Top European Union officials say the bloc must invest more heavily in Mediterranean countries to compete with foreign powers like China. Beijing has financed or purchased vital infrastructure in the region as part of its so-called ‘Belt and Road Initiative.
Barcelona’s port used to be owned by Spanish companies. But international giants have moved in. Part of this facility is now owned by ‘Hutchison Ports’, a Chinese company that operates a new semi-automated terminal. In 2019 the port handled 3.5 million containers.
Twenty-five years ago, the EU helped set up the Barcelona Process, the Union for the Mediterranean, which now has 42 member states from Europe, the Middle East and North Africa. The aim was to boost economic and political links across the Mediterranean region, increasing European influence. But it’s struggling in the face of foreign competition, according to the EU’s foreign policy chief.
Josep Borrell said that trade with North African countries has the potential to be four times greater than it is today. But fragmentation has created an opening for powers like China and Russia to expand their influence across North Africa and Southern Europe.

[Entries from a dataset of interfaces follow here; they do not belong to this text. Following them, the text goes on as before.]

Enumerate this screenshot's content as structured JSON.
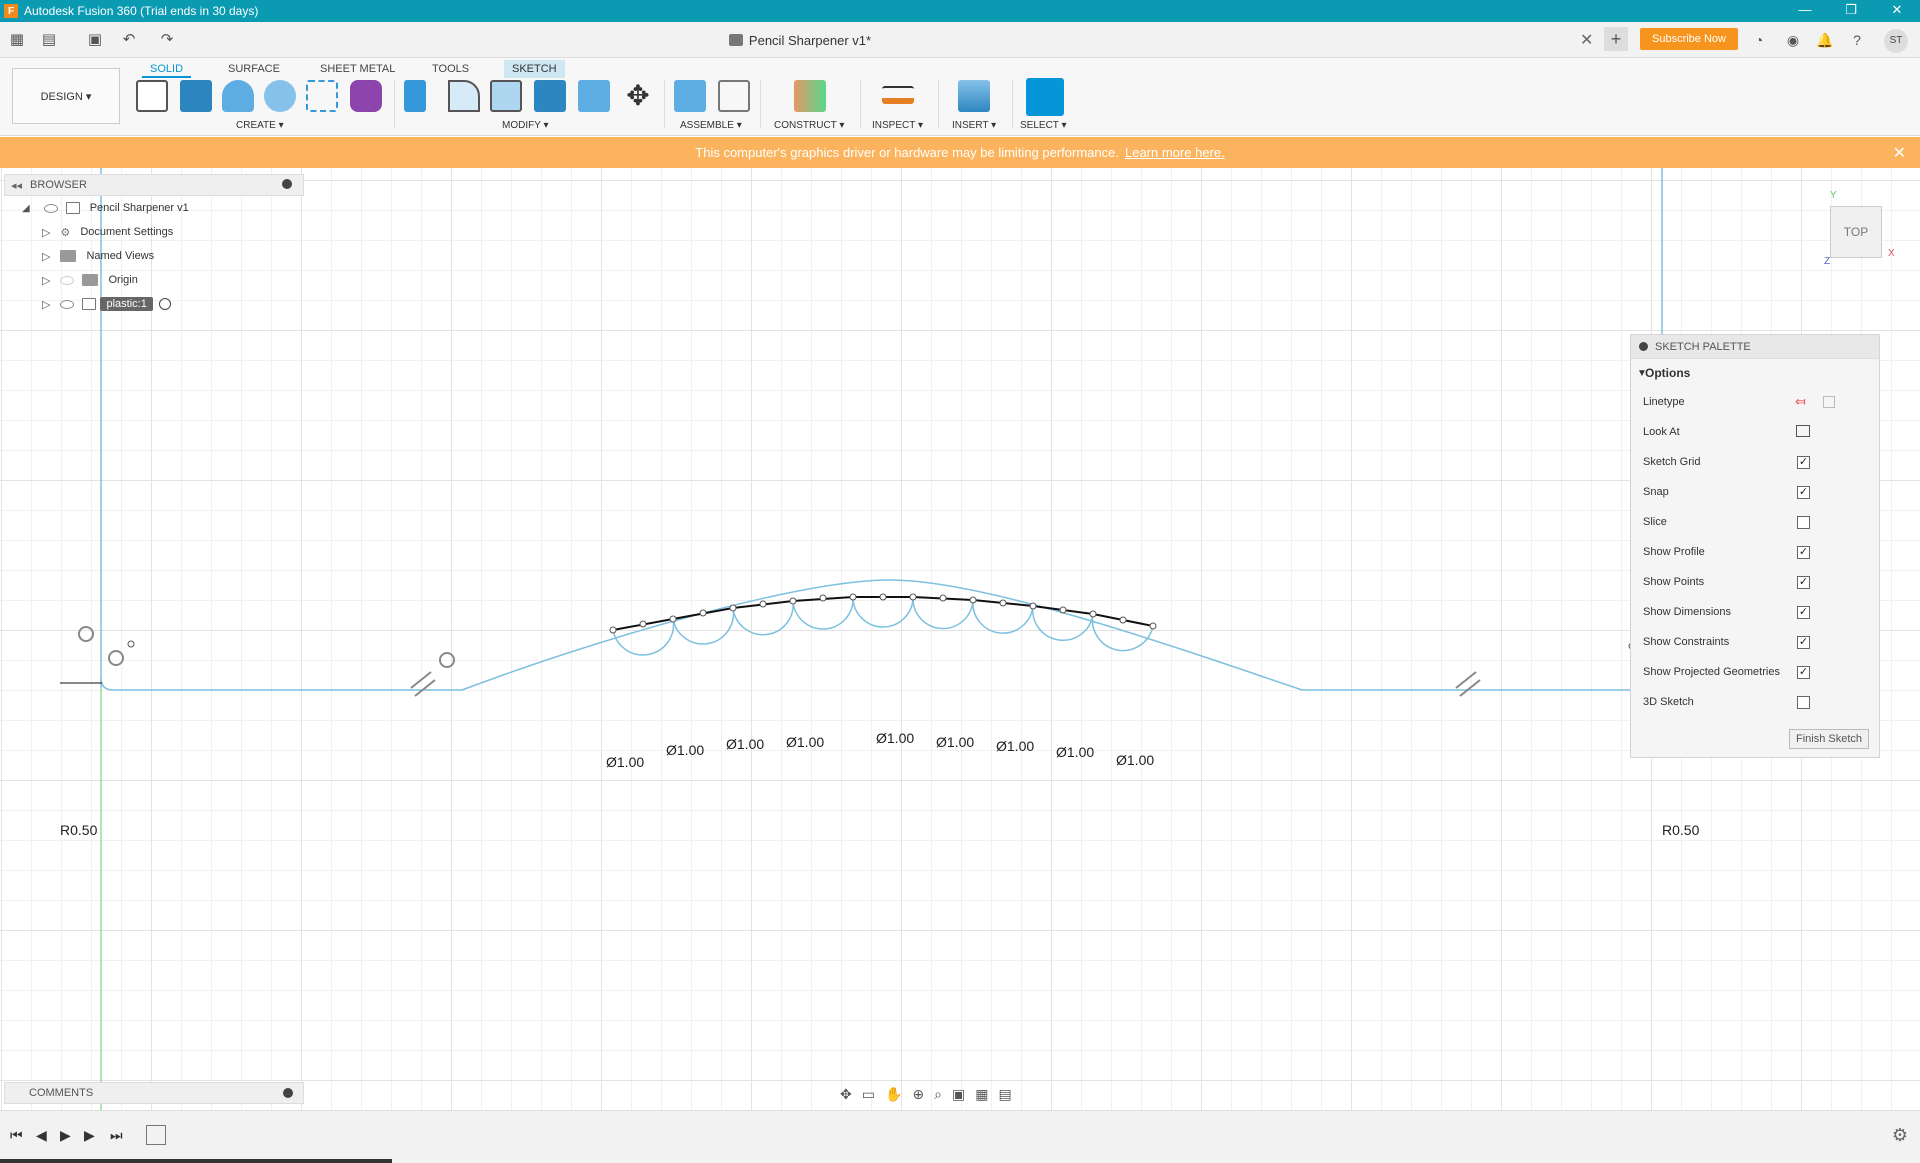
{
  "window": {
    "title": "Autodesk Fusion 360 (Trial ends in 30 days)",
    "minimize": "—",
    "restore": "❐",
    "close": "✕"
  },
  "document": {
    "title": "Pencil Sharpener v1*",
    "subscribe_label": "Subscribe Now",
    "user_initials": "ST"
  },
  "ribbon": {
    "tabs": [
      "SOLID",
      "SURFACE",
      "SHEET METAL",
      "TOOLS",
      "SKETCH"
    ],
    "workspace": "DESIGN ▾",
    "groups": [
      "CREATE ▾",
      "MODIFY ▾",
      "ASSEMBLE ▾",
      "CONSTRUCT ▾",
      "INSPECT ▾",
      "INSERT ▾",
      "SELECT ▾"
    ]
  },
  "warning": {
    "text": "This computer's graphics driver or hardware may be limiting performance.",
    "link": "Learn more here."
  },
  "browser": {
    "title": "BROWSER",
    "items": [
      "Pencil Sharpener v1",
      "Document Settings",
      "Named Views",
      "Origin",
      "plastic:1"
    ]
  },
  "comments": {
    "title": "COMMENTS"
  },
  "palette": {
    "title": "SKETCH PALETTE",
    "section": "Options",
    "options": [
      {
        "label": "Linetype",
        "kind": "icons"
      },
      {
        "label": "Look At",
        "kind": "icon"
      },
      {
        "label": "Sketch Grid",
        "checked": true
      },
      {
        "label": "Snap",
        "checked": true
      },
      {
        "label": "Slice",
        "checked": false
      },
      {
        "label": "Show Profile",
        "checked": true
      },
      {
        "label": "Show Points",
        "checked": true
      },
      {
        "label": "Show Dimensions",
        "checked": true
      },
      {
        "label": "Show Constraints",
        "checked": true
      },
      {
        "label": "Show Projected Geometries",
        "checked": true
      },
      {
        "label": "3D Sketch",
        "checked": false
      }
    ],
    "finish_label": "Finish Sketch"
  },
  "viewcube": {
    "face": "TOP",
    "x": "X",
    "y": "Y",
    "z": "Z"
  },
  "sketch": {
    "dimension_label": "Ø1.00",
    "radius_left": "R0.50",
    "radius_right": "R0.50"
  },
  "colors": {
    "title_bar": "#0a9bb3",
    "warning": "#fbb45d",
    "sketch_line": "#7ec0e0",
    "accent": "#0696d7"
  }
}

Beijing’s multibillion-dollar ‘Belt and Road Initiative’ to connect Asia, Africa, and Europe has seen China establish shipping lines in the Mediterranean alongside submarine cables and 5G mobile networks. The digital infrastructure will shape the competition for 21st-century technological dominance, and the EU will need greater financial firepower to compete.
China holds stakes in over a dozen European ports. The investment has modernized facilities, but it has also triggered a debate over Europe’s ability to finance its strategic interests in its backyard.